For the most part, this volume deals with the main character’s mother being taken over by a Parasyte and how the main character has to deal with this. It’s surprisingly effective, and there’s a great battle where, among other things, the main character gets pierced through the heart.
We meet two other Parasytes. One is the one that takes over the mother, and we learn that, for whatever reason, the parasytes have to stick as close to the original host as possible if they need to transfer bodies. This parasyte’s originally had a female body that died, but when he tried to take over a male body, it didn’t work and he had a hard time controlling it. Among other things, he peed his pants while talking to someone else, and it was taken extremely seriously in the context of the story.

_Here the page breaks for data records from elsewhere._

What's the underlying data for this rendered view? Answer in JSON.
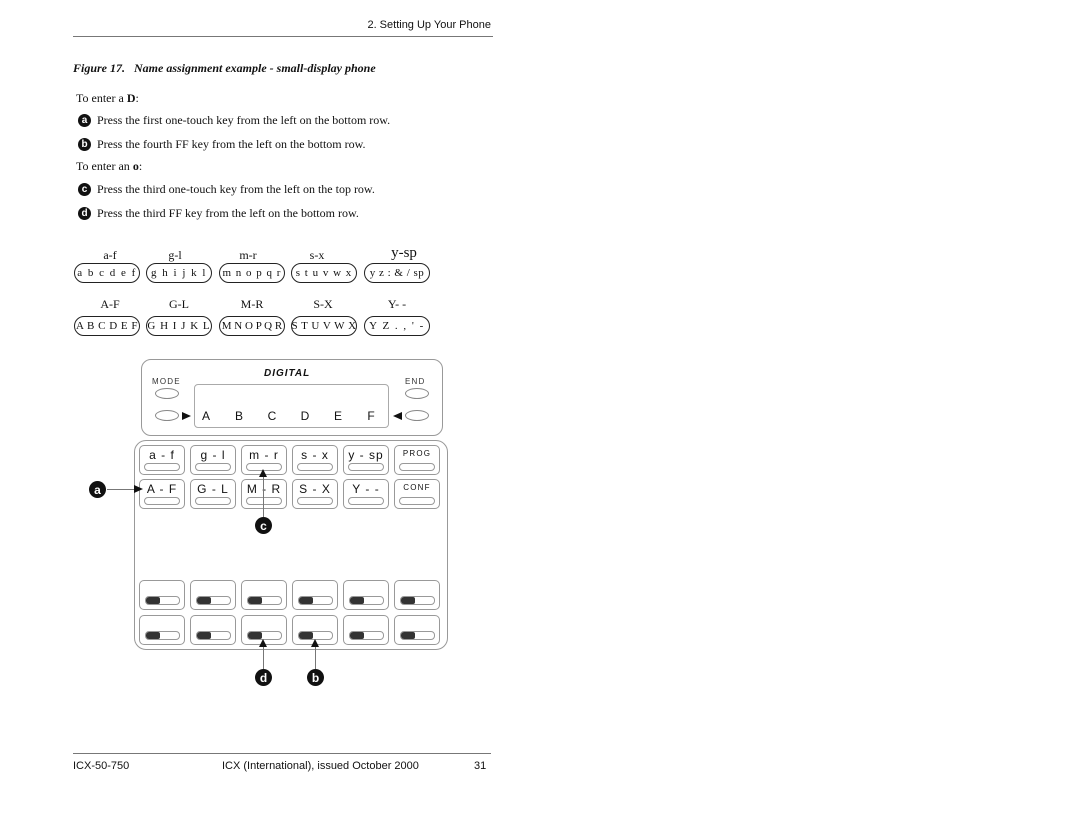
{
  "header": {
    "section": "2. Setting Up Your Phone"
  },
  "figure": {
    "caption": "Figure 17.   Name assignment example - small-display phone"
  },
  "instructions": {
    "enter_d": {
      "prefix": "To enter a ",
      "letter": "D",
      "suffix": ":"
    },
    "enter_o": {
      "prefix": "To enter an ",
      "letter": "o",
      "suffix": ":"
    },
    "steps": [
      {
        "badge": "a",
        "text": "Press the first one-touch key from the left on the bottom row."
      },
      {
        "badge": "b",
        "text": "Press the fourth FF key from the left on the bottom row."
      },
      {
        "badge": "c",
        "text": "Press the third one-touch key from the left on the top row."
      },
      {
        "badge": "d",
        "text": "Press the third FF key from the left on the bottom row."
      }
    ]
  },
  "letter_groups": {
    "lowercase": [
      {
        "label": "a-f",
        "chars": "a b c d e f"
      },
      {
        "label": "g-l",
        "chars": "g h i j k l"
      },
      {
        "label": "m-r",
        "chars": "m n o p q r"
      },
      {
        "label": "s-x",
        "chars": "s t u v w x"
      },
      {
        "label": "y-sp",
        "chars": "y z : & / sp"
      }
    ],
    "uppercase": [
      {
        "label": "A-F",
        "chars": "A B C D E F"
      },
      {
        "label": "G-L",
        "chars": "G H I J K L"
      },
      {
        "label": "M-R",
        "chars": "M N O P Q R"
      },
      {
        "label": "S-X",
        "chars": "S T U V W X"
      },
      {
        "label": "Y- -",
        "chars": "Y Z . , ' -"
      }
    ]
  },
  "phone": {
    "brand": "DIGITAL",
    "mode_label": "MODE",
    "end_label": "END",
    "display_chars": [
      "A",
      "B",
      "C",
      "D",
      "E",
      "F"
    ],
    "one_touch_top": [
      "a - f",
      "g - l",
      "m - r",
      "s - x",
      "y - sp",
      "PROG"
    ],
    "one_touch_bottom": [
      "A - F",
      "G - L",
      "M - R",
      "S - X",
      "Y - -",
      "CONF"
    ],
    "ff_rows": 2,
    "ff_columns": 6
  },
  "callouts": {
    "a": "a",
    "b": "b",
    "c": "c",
    "d": "d"
  },
  "footer": {
    "doc_id": "ICX-50-750",
    "issue": "ICX (International), issued October 2000",
    "page": "31"
  }
}
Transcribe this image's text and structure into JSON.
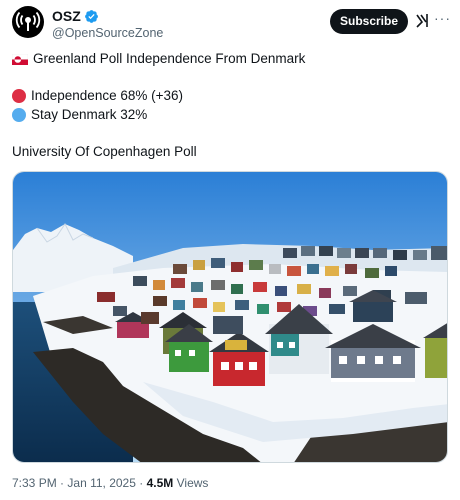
{
  "post": {
    "author": {
      "display_name": "OSZ",
      "handle": "@OpenSourceZone",
      "avatar_icon": "broadcast-icon",
      "verified": true
    },
    "actions": {
      "subscribe_label": "Subscribe",
      "grok_icon": "grok-icon",
      "more_icon": "more-icon"
    },
    "body": {
      "headline": "Greenland Poll Independence From Denmark",
      "flag_icon": "greenland-flag-icon",
      "results": [
        {
          "label": "Independence 68% (+36)",
          "color": "#dd2e44"
        },
        {
          "label": "Stay Denmark 32%",
          "color": "#55acee"
        }
      ],
      "source": "University Of Copenhagen Poll"
    },
    "media": {
      "description_icon": "photo-icon"
    },
    "meta": {
      "time": "7:33 PM",
      "separator": "·",
      "date": "Jan 11, 2025",
      "views_count": "4.5M",
      "views_label": "Views"
    },
    "colors": {
      "text": "#0f1419",
      "secondary": "#536471",
      "verified": "#1d9bf0"
    }
  }
}
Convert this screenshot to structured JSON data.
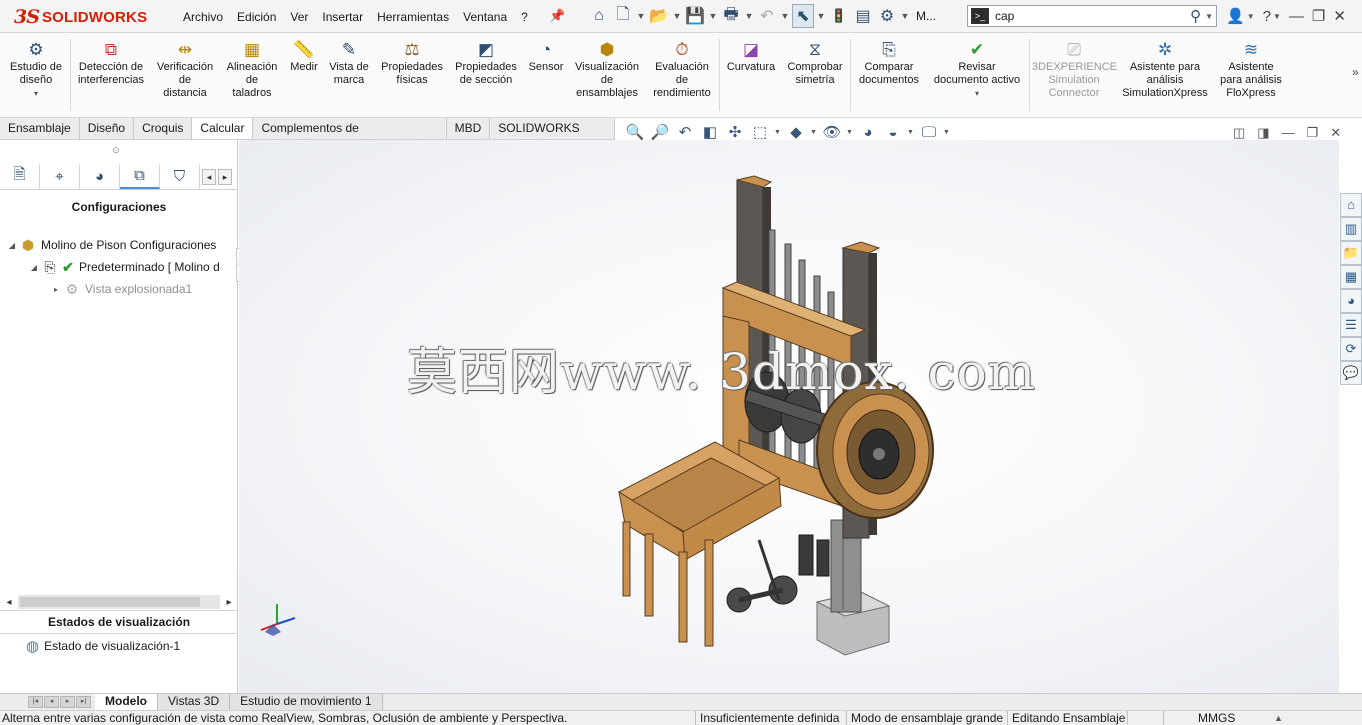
{
  "app": {
    "logo_ds": "3S",
    "logo_text": "SOLIDWORKS"
  },
  "menu": [
    "Archivo",
    "Edición",
    "Ver",
    "Insertar",
    "Herramientas",
    "Ventana",
    "?"
  ],
  "menu_more": "M...",
  "search": {
    "value": "cap",
    "icon": "search-icon"
  },
  "ribbon": {
    "items": [
      {
        "label": "Estudio de\ndiseño",
        "icon": "design-study-icon"
      },
      {
        "label": "Detección de\ninterferencias",
        "icon": "interference-icon"
      },
      {
        "label": "Verificación\nde\ndistancia",
        "icon": "clearance-icon"
      },
      {
        "label": "Alineación\nde\ntaladros",
        "icon": "hole-align-icon"
      },
      {
        "label": "Medir",
        "icon": "measure-icon"
      },
      {
        "label": "Vista de\nmarca",
        "icon": "markup-icon"
      },
      {
        "label": "Propiedades\nfísicas",
        "icon": "mass-properties-icon"
      },
      {
        "label": "Propiedades\nde sección",
        "icon": "section-properties-icon"
      },
      {
        "label": "Sensor",
        "icon": "sensor-icon"
      },
      {
        "label": "Visualización\nde\nensamblajes",
        "icon": "assembly-visualization-icon"
      },
      {
        "label": "Evaluación\nde\nrendimiento",
        "icon": "performance-icon"
      },
      {
        "label": "Curvatura",
        "icon": "curvature-icon"
      },
      {
        "label": "Comprobar\nsimetría",
        "icon": "symmetry-icon"
      },
      {
        "label": "Comparar\ndocumentos",
        "icon": "compare-icon"
      },
      {
        "label": "Revisar\ndocumento activo",
        "icon": "review-icon"
      },
      {
        "label": "3DEXPERIENCE\nSimulation\nConnector",
        "icon": "3dx-icon"
      },
      {
        "label": "Asistente para\nanálisis\nSimulationXpress",
        "icon": "simxpress-icon"
      },
      {
        "label": "Asistente\npara análisis\nFloXpress",
        "icon": "floxpress-icon"
      }
    ]
  },
  "cm_tabs": [
    "Ensamblaje",
    "Diseño",
    "Croquis",
    "Calcular",
    "Complementos de SOLIDWORKS",
    "MBD",
    "SOLIDWORKS CAM"
  ],
  "cm_active_tab": "Calcular",
  "left_panel": {
    "heading": "Configuraciones",
    "tree": [
      {
        "label": "Molino de Pison Configuraciones",
        "icon": "assembly-icon"
      },
      {
        "label": "Predeterminado [ Molino d",
        "icon": "configuration-icon"
      },
      {
        "label": "Vista explosionada1",
        "icon": "exploded-view-icon"
      }
    ],
    "display_states_heading": "Estados de visualización",
    "display_state": "Estado de visualización-1"
  },
  "watermark": "莫西网www. 3dmox. com",
  "bottom_tabs": [
    "Modelo",
    "Vistas 3D",
    "Estudio de movimiento 1"
  ],
  "bottom_active_tab": "Modelo",
  "status": {
    "message": "Alterna entre varias configuración de vista como RealView, Sombras, Oclusión de ambiente y Perspectiva.",
    "definition": "Insuficientemente definida",
    "mode": "Modo de ensamblaje grande",
    "editing": "Editando Ensamblaje",
    "units": "MMGS"
  },
  "colors": {
    "brand_red": "#d81e05",
    "wood": "#c9914f",
    "metal_dark": "#3a3a3a",
    "accent_blue": "#4a8fd6"
  }
}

The other parasyte winds up being a friend, and the host and parasyte are in similar situations to Migi and the main character. They help in a fight near the end.
I’m so sad this series comes out at glacier speed and we won’t see another volume until May. It’s SO GOOD otherwise, and I’ll need it hard once Dragon Head ends.
I’m not sure how this series flew under my radar when it was released by Tokyopop and there was only, like, ten manga series coming out. I’m pretty sure I thought it was too manly at the time. It’s also possible that I was brainwashed by every other company back then into believing that anything not drawn by Kia Asamiya was not worth my time.
This is SO AWESOME. It certainly reeks of a heavy-handed envirnmentalist message that repeats, over and over again, that humans are no better or worse than the animals that we kill for food every day, but the fact that I forgive this speaks loads about the rest of the series. It’s also got really… bad art. It’s pretty cool when lions and other things are getting eaten by humans who have turned into a giant set of jaws, but other than that, it’s not really all that cool.
Let me tell you what is cool, though: the parasites. These things are kind of mindless, they take over the human brain and then are able to control the entire body. Mostly though, they like morphing people’s heads into giant unspooling ribbon blades and stuff like that, and also eating other people. None of them, including Migi, understands why murdering is a bad thing. Our featured parasite, the aforementioned Migi, only possesses an arm, which he can detach at will. The arm belongs to a high school kid who is extremely freaked out and is the only one who knows about the parasites. Eventually the parasites get intelligent and start blending into human society. Battles take place a lot. Showdowns.
It’s hard to describe what’s so awesome about this series. It just IS. If you’ve seen the panel floating around of the kid freaking out when his entire arm turns into a penis, that’s the kind of series this is. An awesome one.